| The various
systems of placing rafters *taruki 垂木, in relation to the pillars *hashira 柱 and the width of the bay *ken 間 measured from pillar center to pillar center. No truly systematic arrangement
for positioning parallel rafters existed before the 14c. But a tendency
toward a more formal system began in the latter 12c, exemplified by the
rafter system on *Sanjuu-no-tou 三重塔 (1171) at Ichijouji 一乗寺 in Hyougo
prefecture. Gradually, orderly arrangements were devised. The following
are the most common: 1) Rokushigake tarukiwari 六枝掛垂木割. The
even distribution of six rafters on three bearing blocks *mitsudo tokyou 三斗斗きょう, i.e., two rafters positioned above each of three bearing blocks supported

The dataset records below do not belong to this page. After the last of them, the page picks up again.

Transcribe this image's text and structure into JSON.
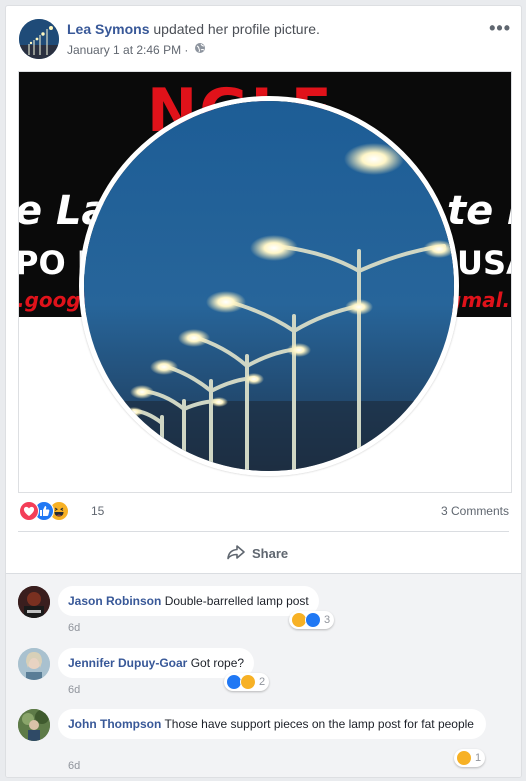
{
  "post": {
    "author": "Lea Symons",
    "action": "updated her profile picture.",
    "timestamp": "January 1 at 2:46 PM",
    "separator": " · "
  },
  "cover": {
    "red_text": "NGLE",
    "line1_left": "e Las",
    "line1_right": "te M",
    "line2_left": "PO Bo",
    "line2_right": "USA",
    "line3_left": ".googl",
    "line3_right": "gmal."
  },
  "reactions": {
    "icons": [
      "love-icon",
      "like-icon",
      "haha-icon"
    ],
    "count": "15"
  },
  "comments_count_label": "3 Comments",
  "share_label": "Share",
  "colors": {
    "like": "#2078f4",
    "love": "#f33e58",
    "haha": "#f7b125",
    "name": "#385898"
  },
  "comments": [
    {
      "name": "Jason Robinson",
      "text": "Double-barrelled lamp post",
      "time": "6d",
      "reaction_count": "3",
      "reaction_icons": [
        "haha-icon",
        "like-icon"
      ]
    },
    {
      "name": "Jennifer Dupuy-Goar",
      "text": "Got rope?",
      "time": "6d",
      "reaction_count": "2",
      "reaction_icons": [
        "like-icon",
        "haha-icon"
      ]
    },
    {
      "name": "John Thompson",
      "text": "Those have support pieces on the lamp post for fat people",
      "time": "6d",
      "reaction_count": "1",
      "reaction_icons": [
        "haha-icon"
      ]
    }
  ]
}
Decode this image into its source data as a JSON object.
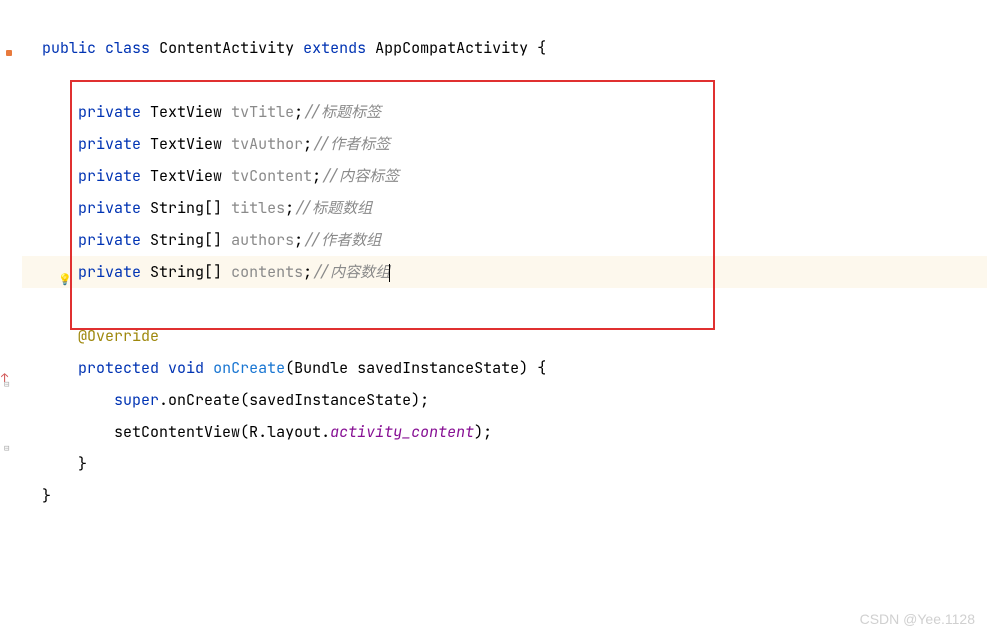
{
  "code": {
    "class_decl": {
      "modifier": "public",
      "keyword": "class",
      "name": "ContentActivity",
      "extends_kw": "extends",
      "parent": "AppCompatActivity",
      "open_brace": "{"
    },
    "fields": [
      {
        "modifier": "private",
        "type": "TextView",
        "name": "tvTitle",
        "semi": ";",
        "comment": "//标题标签"
      },
      {
        "modifier": "private",
        "type": "TextView",
        "name": "tvAuthor",
        "semi": ";",
        "comment": "//作者标签"
      },
      {
        "modifier": "private",
        "type": "TextView",
        "name": "tvContent",
        "semi": ";",
        "comment": "//内容标签"
      },
      {
        "modifier": "private",
        "type": "String[]",
        "name": "titles",
        "semi": ";",
        "comment": "//标题数组"
      },
      {
        "modifier": "private",
        "type": "String[]",
        "name": "authors",
        "semi": ";",
        "comment": "//作者数组"
      },
      {
        "modifier": "private",
        "type": "String[]",
        "name": "contents",
        "semi": ";",
        "comment": "//内容数组"
      }
    ],
    "annotation": "@Override",
    "method": {
      "modifier": "protected",
      "return": "void",
      "name": "onCreate",
      "param_type": "Bundle",
      "param_name": "savedInstanceState",
      "open": "(",
      "close": ")",
      "brace": "{"
    },
    "super_call": {
      "super": "super",
      "dot": ".",
      "method": "onCreate",
      "open": "(",
      "arg": "savedInstanceState",
      "close": ");"
    },
    "set_content": {
      "method": "setContentView",
      "open": "(",
      "r": "R",
      "dot1": ".",
      "layout": "layout",
      "dot2": ".",
      "resource": "activity_content",
      "close": ");"
    },
    "close_method": "}",
    "close_class": "}"
  },
  "watermark": "CSDN @Yee.1128"
}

by a bracket arm *hijiki 肘木. The space between the rafters equals the height of the rafters; thus,
the distances from rafter center to rafter center are the same. These are
units of measurement called *isshi 一枝. Also called honshigewari 本繁割, rokushigake mitsudo 六枝掛三斗 or rokushigake 六枝掛. This arrangement
became widespread by the 14c but was not documented until the Edo period. 2) *Shigedaruki 繁垂木 (shigedarukiwari 繁垂木割). Closely spaced parallel rafters.
If the width of the edges of a rafter is equal to the space between the
rafters, it is called komagaeshiwari 小間返割. If the height of a rafter
is equal to the space between the rafters, it is called segaeshiwari 背返割. Sometimes the former are equated with shigedaruki while the
latter are referred to as honshige darukiwari 本繁垂木割. Shigedaruki are also known as shigemono 繁物 (densely placed things). 3) *Hanshige daruki 半繁垂木 (hanshige darukiwari 半繁垂木割 or hanshigewari 半繁割). Fairly
widely spaced rafters. The space between them is about equal to the sum
of the underside of the rafter plus the height; often twice as far apart
as shigedaruki. 4) *Mabaradaruki 疎垂木 (mabaradarukiwari 疎垂木割, a sparse number of rafters). Rafters
placed with very wide spaces between them. There are fewer than half the
number of rafters compared to the number needed for closely spaced shigedaruki.
Also called oomabara darukiwari 大疎垂木割. 5) Chuumabara tarukiwari 中疎垂木割. A rafter taruki, placed so that it goes over the center
of each pillar hashira. The space between the pillars is divided
into six parts allowing the positioning of five rafters. 6) Komabara
tarukiwari 小疎垂木割. A rafter that passes over the center of a small bearing
block *makito 巻斗. 7) *Fukiyose
daruki 吹寄垂木 (fukiyose darukiwari 吹寄垂木割). Two or three rafters
closely placed together followed by a wide space and then two or three more.
The pattern is repeated. Such variations are common in tea ceremony architecture.
See *fukiyose 吹寄.